Immature corn will have blond tassels, and mature ears will have dark brown tassels. Choose ears that have dark tassels from end to base. Peek into the husks to see if the kernels are completely filled out. The kernels should spurt a milky fluid when pressed with a fingernail. Break the ear down from the stalk and pull up to separate the ear from the stalk.
From my experience growing and pulling corn, early morning is the best time to pick the ears. The moisture content is higher then, so the corn is more tender and juicy.
How to store sweet corn
As I’ve already explained, the key to good corn is getting it quickly from the garden to the table. If this isn’t possible, store the ears in a plastic bag with holes punched in it. Remove the outermost layer of shucks, but leave the rest on until the ears are ready to cook.
If you want to store your corn for longer periods, freeze it. If you have a lot of freezer space, you might want to freeze it on the cob. There’s a really simple way to do this, and it’s the method we always use for frozen corn-on-the-cob: remove the outer two or three layers of shucks and cut off both ends of each ear. Place in a large plastic bag and freeze. When you’re ready to eat corn-on-the-cob, just take out the number of ears you need, remove the remainder of the shucks, and run under warm water to remove the silks. Your corn is ready for the pot or the grill. Corn-on-the-cob will keep for four or five months this way.
If you want to keep your corn-on-the-cob for longer periods, you need to blanch it first. To do this, remove all the shucks and silks. Cut out any bad spots, then boil the corn for nine minutes. Plunge ears immediately into ice water and leave for nine minutes. Place ears in gallon freezer bags, removing as much air as possible. Place bags in the freezer, but don’t stack them until the corn is completely frozen.
If freezer space is limited, you can remove the kernels from the cob. First, remove all the shucks, silks, and any bad spots from the ears. Place the ears in a large pot and cover with hot water. Cook on high heat and bring to a boil. Once the water is boiling, cook for five minutes. Immediately place ears in ice water and leave for five minutes. Starting from the narrow end of the ear, use a sharp knife to remove the kernels from the cob. Don’t cut all the way to the cob – cut about 2/3 the way down the kernels. Place the niblets in a bowl. Measure the amount you’ll need for each meal and place the niblets in freezer bags, removing the air. Spread the bags out in the freezer so that they’ll lie flat. Once frozen, the bags can be stacked on top of each other.

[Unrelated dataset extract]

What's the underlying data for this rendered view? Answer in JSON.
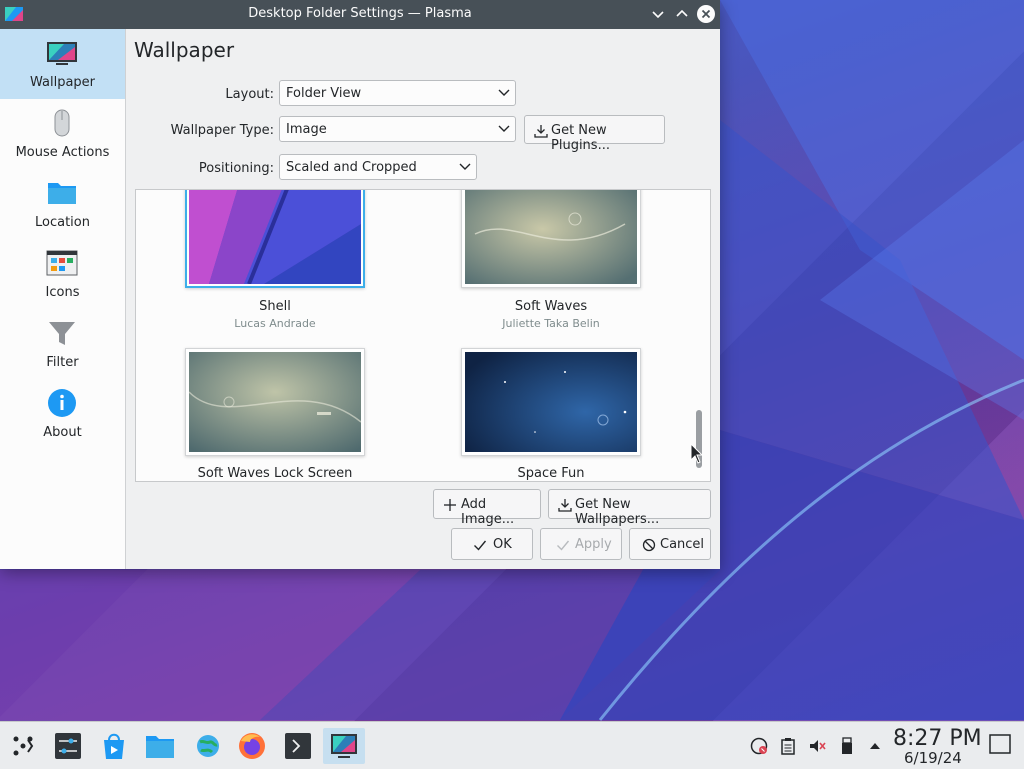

Another way to preserve corn is to cream it. This is best done with a corn creamer or scraper. I always scrape the corn into a large metal roaster. Fill the roaster about 2/3 full and stir in about two cups of water. Bake in a preheated oven at 350 degrees for 45 minutess, stirring occasionally. Remove pan from oven and allow to cool at room temperature. When corn has cooled, spoon into freezer boxes or freezer bags.
For more information about harvesting corn, see the video below.
For some great corn recipes, click the links below the video.
How to pick corn
Great corn recipes!
- Culinary Arts: Amazing Corn Casserole
Welcome to my online cooking school! Today's culinary art will be corn casserole the best one Ive ever eaten. Several years ago, I was invited to my brothers home for a...
More by this Author
Winter squash, summer squash, acorn squash, zucchini, butternut squash – it’s enough to give a cook a headache! Hopefully, this article will help clear up some of the confusion revolving around the...
- EDITOR'S CHOICE39
Learn all about dried beans here, including different varieties and tips for buying and storing.
Tips for getting your disability claim approved quickly—from someone who's done it. Lots of good feedback and advice from readers, too!